PROMPT.
Print every line of the records below exactly as it reads.

RECORDS TO PROCESS.
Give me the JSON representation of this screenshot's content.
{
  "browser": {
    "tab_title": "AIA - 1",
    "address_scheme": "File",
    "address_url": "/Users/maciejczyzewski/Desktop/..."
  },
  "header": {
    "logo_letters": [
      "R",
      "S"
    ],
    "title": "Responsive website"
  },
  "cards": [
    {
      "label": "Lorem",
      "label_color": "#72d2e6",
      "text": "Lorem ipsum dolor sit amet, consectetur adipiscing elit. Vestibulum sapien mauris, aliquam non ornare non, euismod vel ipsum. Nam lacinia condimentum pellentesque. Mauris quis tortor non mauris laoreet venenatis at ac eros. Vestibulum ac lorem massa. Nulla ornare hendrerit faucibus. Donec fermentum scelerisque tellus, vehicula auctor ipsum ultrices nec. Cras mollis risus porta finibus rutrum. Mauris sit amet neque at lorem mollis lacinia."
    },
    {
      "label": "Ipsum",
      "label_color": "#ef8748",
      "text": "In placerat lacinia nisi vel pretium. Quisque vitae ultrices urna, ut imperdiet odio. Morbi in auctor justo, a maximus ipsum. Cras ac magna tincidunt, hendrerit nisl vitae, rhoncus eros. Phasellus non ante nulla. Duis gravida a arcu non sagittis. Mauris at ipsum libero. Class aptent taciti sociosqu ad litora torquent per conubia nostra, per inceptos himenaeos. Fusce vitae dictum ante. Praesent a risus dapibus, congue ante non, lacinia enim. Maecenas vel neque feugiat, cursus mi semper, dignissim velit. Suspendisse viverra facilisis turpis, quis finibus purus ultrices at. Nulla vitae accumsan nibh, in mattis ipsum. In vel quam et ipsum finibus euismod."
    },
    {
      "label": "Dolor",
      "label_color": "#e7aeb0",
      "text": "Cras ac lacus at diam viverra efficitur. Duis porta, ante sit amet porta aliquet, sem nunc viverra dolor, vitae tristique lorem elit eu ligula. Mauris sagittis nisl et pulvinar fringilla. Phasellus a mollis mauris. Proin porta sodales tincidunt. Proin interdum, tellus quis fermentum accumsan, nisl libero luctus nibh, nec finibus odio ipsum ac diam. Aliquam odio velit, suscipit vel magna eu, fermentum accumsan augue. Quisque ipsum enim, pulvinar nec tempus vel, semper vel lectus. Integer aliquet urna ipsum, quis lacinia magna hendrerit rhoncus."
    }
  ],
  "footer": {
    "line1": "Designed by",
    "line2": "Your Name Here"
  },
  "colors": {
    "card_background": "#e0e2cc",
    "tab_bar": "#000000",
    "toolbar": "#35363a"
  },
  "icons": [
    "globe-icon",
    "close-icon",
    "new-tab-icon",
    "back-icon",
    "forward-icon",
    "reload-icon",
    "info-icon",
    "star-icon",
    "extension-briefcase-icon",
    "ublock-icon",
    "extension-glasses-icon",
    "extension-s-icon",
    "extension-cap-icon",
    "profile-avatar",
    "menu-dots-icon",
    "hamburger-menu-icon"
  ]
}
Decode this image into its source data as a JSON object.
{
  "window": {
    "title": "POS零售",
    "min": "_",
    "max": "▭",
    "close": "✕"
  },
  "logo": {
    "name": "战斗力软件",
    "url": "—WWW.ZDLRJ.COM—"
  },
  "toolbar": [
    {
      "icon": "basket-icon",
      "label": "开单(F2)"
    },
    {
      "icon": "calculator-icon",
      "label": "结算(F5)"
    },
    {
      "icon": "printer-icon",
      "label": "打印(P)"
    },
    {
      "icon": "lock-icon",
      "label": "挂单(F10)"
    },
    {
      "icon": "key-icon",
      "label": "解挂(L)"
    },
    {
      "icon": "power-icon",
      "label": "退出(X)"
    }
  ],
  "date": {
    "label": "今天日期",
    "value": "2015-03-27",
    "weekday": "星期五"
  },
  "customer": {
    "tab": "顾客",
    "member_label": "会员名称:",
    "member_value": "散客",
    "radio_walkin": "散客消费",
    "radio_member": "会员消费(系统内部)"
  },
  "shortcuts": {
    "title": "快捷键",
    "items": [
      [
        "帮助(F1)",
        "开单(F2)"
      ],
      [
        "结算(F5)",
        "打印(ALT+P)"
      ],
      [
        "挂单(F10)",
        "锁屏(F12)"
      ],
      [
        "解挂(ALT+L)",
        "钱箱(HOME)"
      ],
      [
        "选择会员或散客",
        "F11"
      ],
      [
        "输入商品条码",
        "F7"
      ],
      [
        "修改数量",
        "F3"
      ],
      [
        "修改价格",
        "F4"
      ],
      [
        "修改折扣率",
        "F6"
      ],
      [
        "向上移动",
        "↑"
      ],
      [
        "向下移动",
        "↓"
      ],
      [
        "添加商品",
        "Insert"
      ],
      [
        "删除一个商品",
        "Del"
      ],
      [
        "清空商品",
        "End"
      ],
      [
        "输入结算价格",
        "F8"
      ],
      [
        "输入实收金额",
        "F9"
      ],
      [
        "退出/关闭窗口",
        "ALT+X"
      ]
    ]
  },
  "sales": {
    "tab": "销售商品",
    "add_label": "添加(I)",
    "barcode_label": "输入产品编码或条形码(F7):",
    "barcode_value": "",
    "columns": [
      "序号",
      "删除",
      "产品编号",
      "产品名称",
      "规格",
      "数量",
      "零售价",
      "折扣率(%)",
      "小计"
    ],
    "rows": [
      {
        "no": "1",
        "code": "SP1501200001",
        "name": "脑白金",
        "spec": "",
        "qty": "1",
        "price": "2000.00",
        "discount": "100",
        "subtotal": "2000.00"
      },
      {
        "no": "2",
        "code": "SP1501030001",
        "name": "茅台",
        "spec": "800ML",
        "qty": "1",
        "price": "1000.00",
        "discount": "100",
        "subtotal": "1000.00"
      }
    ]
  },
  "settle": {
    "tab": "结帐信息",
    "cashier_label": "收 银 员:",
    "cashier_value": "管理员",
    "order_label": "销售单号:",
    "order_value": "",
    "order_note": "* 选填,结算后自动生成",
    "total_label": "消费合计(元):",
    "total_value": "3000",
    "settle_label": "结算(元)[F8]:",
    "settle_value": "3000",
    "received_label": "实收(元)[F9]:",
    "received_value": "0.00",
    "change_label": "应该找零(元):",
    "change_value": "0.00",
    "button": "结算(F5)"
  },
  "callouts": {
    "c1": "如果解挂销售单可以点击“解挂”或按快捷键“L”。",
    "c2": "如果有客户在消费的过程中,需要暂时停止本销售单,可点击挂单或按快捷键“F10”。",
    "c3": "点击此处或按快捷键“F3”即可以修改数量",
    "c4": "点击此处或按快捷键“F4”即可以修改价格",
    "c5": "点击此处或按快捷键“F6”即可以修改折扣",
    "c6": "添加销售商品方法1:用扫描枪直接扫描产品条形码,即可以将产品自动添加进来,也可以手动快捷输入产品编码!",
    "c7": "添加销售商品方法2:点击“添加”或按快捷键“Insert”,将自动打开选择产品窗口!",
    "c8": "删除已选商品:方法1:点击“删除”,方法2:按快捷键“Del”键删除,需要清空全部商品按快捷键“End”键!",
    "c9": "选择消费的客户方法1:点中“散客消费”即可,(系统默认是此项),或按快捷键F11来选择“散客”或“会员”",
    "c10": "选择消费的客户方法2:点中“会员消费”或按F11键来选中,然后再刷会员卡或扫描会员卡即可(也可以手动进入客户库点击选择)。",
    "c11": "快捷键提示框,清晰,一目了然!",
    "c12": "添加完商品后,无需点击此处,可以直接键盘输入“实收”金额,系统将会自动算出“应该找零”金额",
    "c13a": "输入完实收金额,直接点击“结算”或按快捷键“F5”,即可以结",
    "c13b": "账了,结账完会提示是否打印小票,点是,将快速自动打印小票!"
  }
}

EXERCISE OUTPUT.
Give me the JSON representation of this screenshot's content.
{
  "browser": {
    "tab_title": "AIA - 1",
    "address_scheme": "File",
    "address_url": "/Users/maciejczyzewski/Desktop/..."
  },
  "header": {
    "logo_letters": [
      "R",
      "S"
    ],
    "title": "Responsive website"
  },
  "cards": [
    {
      "label": "Lorem",
      "label_color": "#72d2e6",
      "text": "Lorem ipsum dolor sit amet, consectetur adipiscing elit. Vestibulum sapien mauris, aliquam non ornare non, euismod vel ipsum. Nam lacinia condimentum pellentesque. Mauris quis tortor non mauris laoreet venenatis at ac eros. Vestibulum ac lorem massa. Nulla ornare hendrerit faucibus. Donec fermentum scelerisque tellus, vehicula auctor ipsum ultrices nec. Cras mollis risus porta finibus rutrum. Mauris sit amet neque at lorem mollis lacinia."
    },
    {
      "label": "Ipsum",
      "label_color": "#ef8748",
      "text": "In placerat lacinia nisi vel pretium. Quisque vitae ultrices urna, ut imperdiet odio. Morbi in auctor justo, a maximus ipsum. Cras ac magna tincidunt, hendrerit nisl vitae, rhoncus eros. Phasellus non ante nulla. Duis gravida a arcu non sagittis. Mauris at ipsum libero. Class aptent taciti sociosqu ad litora torquent per conubia nostra, per inceptos himenaeos. Fusce vitae dictum ante. Praesent a risus dapibus, congue ante non, lacinia enim. Maecenas vel neque feugiat, cursus mi semper, dignissim velit. Suspendisse viverra facilisis turpis, quis finibus purus ultrices at. Nulla vitae accumsan nibh, in mattis ipsum. In vel quam et ipsum finibus euismod."
    },
    {
      "label": "Dolor",
      "label_color": "#e7aeb0",
      "text": "Cras ac lacus at diam viverra efficitur. Duis porta, ante sit amet porta aliquet, sem nunc viverra dolor, vitae tristique lorem elit eu ligula. Mauris sagittis nisl et pulvinar fringilla. Phasellus a mollis mauris. Proin porta sodales tincidunt. Proin interdum, tellus quis fermentum accumsan, nisl libero luctus nibh, nec finibus odio ipsum ac diam. Aliquam odio velit, suscipit vel magna eu, fermentum accumsan augue. Quisque ipsum enim, pulvinar nec tempus vel, semper vel lectus. Integer aliquet urna ipsum, quis lacinia magna hendrerit rhoncus."
    }
  ],
  "footer": {
    "line1": "Designed by",
    "line2": "Your Name Here"
  },
  "colors": {
    "card_background": "#e0e2cc",
    "tab_bar": "#000000",
    "toolbar": "#35363a"
  },
  "icons": [
    "globe-icon",
    "close-icon",
    "new-tab-icon",
    "back-icon",
    "forward-icon",
    "reload-icon",
    "info-icon",
    "star-icon",
    "extension-briefcase-icon",
    "ublock-icon",
    "extension-glasses-icon",
    "extension-s-icon",
    "extension-cap-icon",
    "profile-avatar",
    "menu-dots-icon",
    "hamburger-menu-icon"
  ]
}
Decode this image into its source data as a JSON object.
{
  "window": {
    "title": "POS零售",
    "min": "_",
    "max": "▭",
    "close": "✕"
  },
  "logo": {
    "name": "战斗力软件",
    "url": "—WWW.ZDLRJ.COM—"
  },
  "toolbar": [
    {
      "icon": "basket-icon",
      "label": "开单(F2)"
    },
    {
      "icon": "calculator-icon",
      "label": "结算(F5)"
    },
    {
      "icon": "printer-icon",
      "label": "打印(P)"
    },
    {
      "icon": "lock-icon",
      "label": "挂单(F10)"
    },
    {
      "icon": "key-icon",
      "label": "解挂(L)"
    },
    {
      "icon": "power-icon",
      "label": "退出(X)"
    }
  ],
  "date": {
    "label": "今天日期",
    "value": "2015-03-27",
    "weekday": "星期五"
  },
  "customer": {
    "tab": "顾客",
    "member_label": "会员名称:",
    "member_value": "散客",
    "radio_walkin": "散客消费",
    "radio_member": "会员消费(系统内部)"
  },
  "shortcuts": {
    "title": "快捷键",
    "items": [
      [
        "帮助(F1)",
        "开单(F2)"
      ],
      [
        "结算(F5)",
        "打印(ALT+P)"
      ],
      [
        "挂单(F10)",
        "锁屏(F12)"
      ],
      [
        "解挂(ALT+L)",
        "钱箱(HOME)"
      ],
      [
        "选择会员或散客",
        "F11"
      ],
      [
        "输入商品条码",
        "F7"
      ],
      [
        "修改数量",
        "F3"
      ],
      [
        "修改价格",
        "F4"
      ],
      [
        "修改折扣率",
        "F6"
      ],
      [
        "向上移动",
        "↑"
      ],
      [
        "向下移动",
        "↓"
      ],
      [
        "添加商品",
        "Insert"
      ],
      [
        "删除一个商品",
        "Del"
      ],
      [
        "清空商品",
        "End"
      ],
      [
        "输入结算价格",
        "F8"
      ],
      [
        "输入实收金额",
        "F9"
      ],
      [
        "退出/关闭窗口",
        "ALT+X"
      ]
    ]
  },
  "sales": {
    "tab": "销售商品",
    "add_label": "添加(I)",
    "barcode_label": "输入产品编码或条形码(F7):",
    "barcode_value": "",
    "columns": [
      "序号",
      "删除",
      "产品编号",
      "产品名称",
      "规格",
      "数量",
      "零售价",
      "折扣率(%)",
      "小计"
    ],
    "rows": [
      {
        "no": "1",
        "code": "SP1501200001",
        "name": "脑白金",
        "spec": "",
        "qty": "1",
        "price": "2000.00",
        "discount": "100",
        "subtotal": "2000.00"
      },
      {
        "no": "2",
        "code": "SP1501030001",
        "name": "茅台",
        "spec": "800ML",
        "qty": "1",
        "price": "1000.00",
        "discount": "100",
        "subtotal": "1000.00"
      }
    ]
  },
  "settle": {
    "tab": "结帐信息",
    "cashier_label": "收 银 员:",
    "cashier_value": "管理员",
    "order_label": "销售单号:",
    "order_value": "",
    "order_note": "* 选填,结算后自动生成",
    "total_label": "消费合计(元):",
    "total_value": "3000",
    "settle_label": "结算(元)[F8]:",
    "settle_value": "3000",
    "received_label": "实收(元)[F9]:",
    "received_value": "0.00",
    "change_label": "应该找零(元):",
    "change_value": "0.00",
    "button": "结算(F5)"
  },
  "callouts": {
    "c1": "如果解挂销售单可以点击“解挂”或按快捷键“L”。",
    "c2": "如果有客户在消费的过程中,需要暂时停止本销售单,可点击挂单或按快捷键“F10”。",
    "c3": "点击此处或按快捷键“F3”即可以修改数量",
    "c4": "点击此处或按快捷键“F4”即可以修改价格",
    "c5": "点击此处或按快捷键“F6”即可以修改折扣",
    "c6": "添加销售商品方法1:用扫描枪直接扫描产品条形码,即可以将产品自动添加进来,也可以手动快捷输入产品编码!",
    "c7": "添加销售商品方法2:点击“添加”或按快捷键“Insert”,将自动打开选择产品窗口!",
    "c8": "删除已选商品:方法1:点击“删除”,方法2:按快捷键“Del”键删除,需要清空全部商品按快捷键“End”键!",
    "c9": "选择消费的客户方法1:点中“散客消费”即可,(系统默认是此项),或按快捷键F11来选择“散客”或“会员”",
    "c10": "选择消费的客户方法2:点中“会员消费”或按F11键来选中,然后再刷会员卡或扫描会员卡即可(也可以手动进入客户库点击选择)。",
    "c11": "快捷键提示框,清晰,一目了然!",
    "c12": "添加完商品后,无需点击此处,可以直接键盘输入“实收”金额,系统将会自动算出“应该找零”金额",
    "c13a": "输入完实收金额,直接点击“结算”或按快捷键“F5”,即可以结",
    "c13b": "账了,结账完会提示是否打印小票,点是,将快速自动打印小票!"
  }
}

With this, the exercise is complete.